Working Papers
Research Memoranda
GTAP-L Mailing List
GTAP FAQs
Educational Materials
CGE Books/Articles
Important References
Submit New Resource

GTAP Resources: Resource Display

GTAP Resource #525

"Developing Country Effects of Kyoto-Type Emissions Restrictions"
by Babiker, Mustafa and H.D. Jacoby
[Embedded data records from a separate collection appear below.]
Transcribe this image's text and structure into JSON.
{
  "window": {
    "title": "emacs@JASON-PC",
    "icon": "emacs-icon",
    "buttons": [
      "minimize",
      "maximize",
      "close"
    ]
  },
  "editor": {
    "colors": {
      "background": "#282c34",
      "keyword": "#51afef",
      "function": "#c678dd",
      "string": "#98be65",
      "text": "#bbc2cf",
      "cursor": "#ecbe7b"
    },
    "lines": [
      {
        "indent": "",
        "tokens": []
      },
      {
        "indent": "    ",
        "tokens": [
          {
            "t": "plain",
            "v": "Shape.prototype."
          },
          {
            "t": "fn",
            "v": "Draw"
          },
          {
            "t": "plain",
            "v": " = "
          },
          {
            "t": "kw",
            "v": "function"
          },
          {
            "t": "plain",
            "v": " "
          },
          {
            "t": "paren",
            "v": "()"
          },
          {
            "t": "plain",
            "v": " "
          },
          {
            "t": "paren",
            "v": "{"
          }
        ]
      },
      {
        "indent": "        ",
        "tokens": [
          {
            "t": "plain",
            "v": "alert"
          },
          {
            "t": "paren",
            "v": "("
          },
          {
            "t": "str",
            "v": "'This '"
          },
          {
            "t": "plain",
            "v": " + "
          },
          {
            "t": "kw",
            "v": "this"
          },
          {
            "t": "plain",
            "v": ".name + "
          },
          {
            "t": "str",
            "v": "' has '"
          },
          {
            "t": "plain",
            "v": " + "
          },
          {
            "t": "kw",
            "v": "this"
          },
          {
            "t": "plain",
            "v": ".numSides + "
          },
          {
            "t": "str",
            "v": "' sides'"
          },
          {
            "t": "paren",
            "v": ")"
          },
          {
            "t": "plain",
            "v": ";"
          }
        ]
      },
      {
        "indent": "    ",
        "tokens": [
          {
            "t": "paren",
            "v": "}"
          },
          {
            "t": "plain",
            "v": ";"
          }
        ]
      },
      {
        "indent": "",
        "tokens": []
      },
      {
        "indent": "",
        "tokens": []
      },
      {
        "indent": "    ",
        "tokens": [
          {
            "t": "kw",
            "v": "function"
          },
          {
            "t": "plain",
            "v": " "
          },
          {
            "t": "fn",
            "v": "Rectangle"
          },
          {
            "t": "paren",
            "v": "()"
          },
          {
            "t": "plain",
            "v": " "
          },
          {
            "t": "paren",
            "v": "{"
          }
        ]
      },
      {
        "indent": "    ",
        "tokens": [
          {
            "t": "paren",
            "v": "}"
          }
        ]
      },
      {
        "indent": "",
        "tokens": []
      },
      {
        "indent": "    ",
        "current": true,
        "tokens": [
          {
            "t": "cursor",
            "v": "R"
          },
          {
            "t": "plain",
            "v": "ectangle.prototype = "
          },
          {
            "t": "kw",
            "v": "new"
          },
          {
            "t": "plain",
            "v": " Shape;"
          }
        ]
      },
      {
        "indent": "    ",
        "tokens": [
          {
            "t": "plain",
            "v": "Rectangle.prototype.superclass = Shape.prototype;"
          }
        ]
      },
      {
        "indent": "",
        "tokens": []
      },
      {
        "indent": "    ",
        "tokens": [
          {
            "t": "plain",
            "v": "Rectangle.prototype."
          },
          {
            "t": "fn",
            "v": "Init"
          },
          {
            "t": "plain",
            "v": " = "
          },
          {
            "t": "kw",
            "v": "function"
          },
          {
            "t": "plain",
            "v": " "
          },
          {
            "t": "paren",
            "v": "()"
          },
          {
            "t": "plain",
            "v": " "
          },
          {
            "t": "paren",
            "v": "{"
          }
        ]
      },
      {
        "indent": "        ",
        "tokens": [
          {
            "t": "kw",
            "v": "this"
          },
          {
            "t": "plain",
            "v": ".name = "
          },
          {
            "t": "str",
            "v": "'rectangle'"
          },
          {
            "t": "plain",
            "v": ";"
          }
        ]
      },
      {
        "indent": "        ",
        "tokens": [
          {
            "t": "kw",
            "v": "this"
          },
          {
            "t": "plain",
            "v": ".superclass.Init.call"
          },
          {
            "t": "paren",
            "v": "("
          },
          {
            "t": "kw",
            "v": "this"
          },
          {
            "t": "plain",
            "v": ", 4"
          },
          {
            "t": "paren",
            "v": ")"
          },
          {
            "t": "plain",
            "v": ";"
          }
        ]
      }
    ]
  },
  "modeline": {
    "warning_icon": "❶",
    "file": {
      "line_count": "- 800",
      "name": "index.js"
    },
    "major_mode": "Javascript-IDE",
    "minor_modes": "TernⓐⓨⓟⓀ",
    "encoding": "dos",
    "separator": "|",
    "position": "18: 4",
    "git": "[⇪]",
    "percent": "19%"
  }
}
Abstract
Economic links among countries, through trade, will cause the effects of greenhouse-gas control measures taken by one set of nations to ripple through the international trade system, affecting countries that may not have agreed to share the burdens of control. So, for example, emission restrictions under the Kyoto Protocol will increase the cost to Annex B regions of using carbon-emitting fuels and raise the manufacturing cost of their energy-intensive goods, which may be exported in part to developing countries. The restrictions also will lower the global demand for these fuels and reduce their international prices. In addition, the emissions controls may depress the level of economic activity in countries under emissions restriction, lowering their demand for imports, some of which come from developing countries. In combination, these changes in trade volumes and prices can have complex consequences, harming some developing countries while benefiting others. This paper explores these consequences using a detailed Computable General Equilibrium (CGE) model of the world economy.


Resource Details (Export Citation) GTAP Keywords
Category: GTAP Application
Status: Not published
By/In: MIT Joint Program on the Science and Policy of Global Change
Date: 1999
Version:
Created: (3/27/2001)
Updated: Bacou, M. (1/18/2003)
Visits: 3,561
No keywords have been specified.


Attachments
If you have trouble accessing any of the attachments below due to disability, please contact the authors listed above.


Public Access
  File format GTAP Resource 525   (281.0 KB)   Replicated: 0 time(s)


Restricted Access
No documents have been attached.


Special Instructions
No instructions have been specified.


Comments (0 posted)
You must log in before entering comments.

No comments have been posted.